Start of Block

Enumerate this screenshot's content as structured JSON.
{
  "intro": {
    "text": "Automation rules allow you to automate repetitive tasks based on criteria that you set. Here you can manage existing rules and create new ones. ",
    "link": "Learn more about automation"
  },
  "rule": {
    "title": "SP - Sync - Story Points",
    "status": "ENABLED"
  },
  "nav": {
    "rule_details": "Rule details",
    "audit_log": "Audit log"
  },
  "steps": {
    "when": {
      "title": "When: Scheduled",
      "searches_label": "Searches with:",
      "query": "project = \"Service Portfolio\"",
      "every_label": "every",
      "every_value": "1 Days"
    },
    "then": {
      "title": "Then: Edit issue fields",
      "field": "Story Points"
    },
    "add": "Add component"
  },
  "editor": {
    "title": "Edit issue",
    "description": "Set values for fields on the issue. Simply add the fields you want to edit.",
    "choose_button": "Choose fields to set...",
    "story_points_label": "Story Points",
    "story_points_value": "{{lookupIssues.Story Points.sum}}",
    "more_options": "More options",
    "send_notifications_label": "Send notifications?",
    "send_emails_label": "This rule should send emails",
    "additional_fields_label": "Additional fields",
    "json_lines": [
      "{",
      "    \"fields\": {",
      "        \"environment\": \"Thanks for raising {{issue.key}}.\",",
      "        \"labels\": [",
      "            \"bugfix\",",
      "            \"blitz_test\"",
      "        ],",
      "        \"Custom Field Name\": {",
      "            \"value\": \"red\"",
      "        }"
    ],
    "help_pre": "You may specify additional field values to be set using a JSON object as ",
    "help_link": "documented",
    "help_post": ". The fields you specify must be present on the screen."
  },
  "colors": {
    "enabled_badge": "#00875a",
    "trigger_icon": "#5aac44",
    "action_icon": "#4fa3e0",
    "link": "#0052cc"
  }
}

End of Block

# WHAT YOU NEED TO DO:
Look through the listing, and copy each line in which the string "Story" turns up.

# ANSWER BELOW:
    "title": "SP - Sync - Story Points",
      "field": "Story Points"
    "story_points_label": "Story Points",
    "story_points_value": "{{lookupIssues.Story Points.sum}}",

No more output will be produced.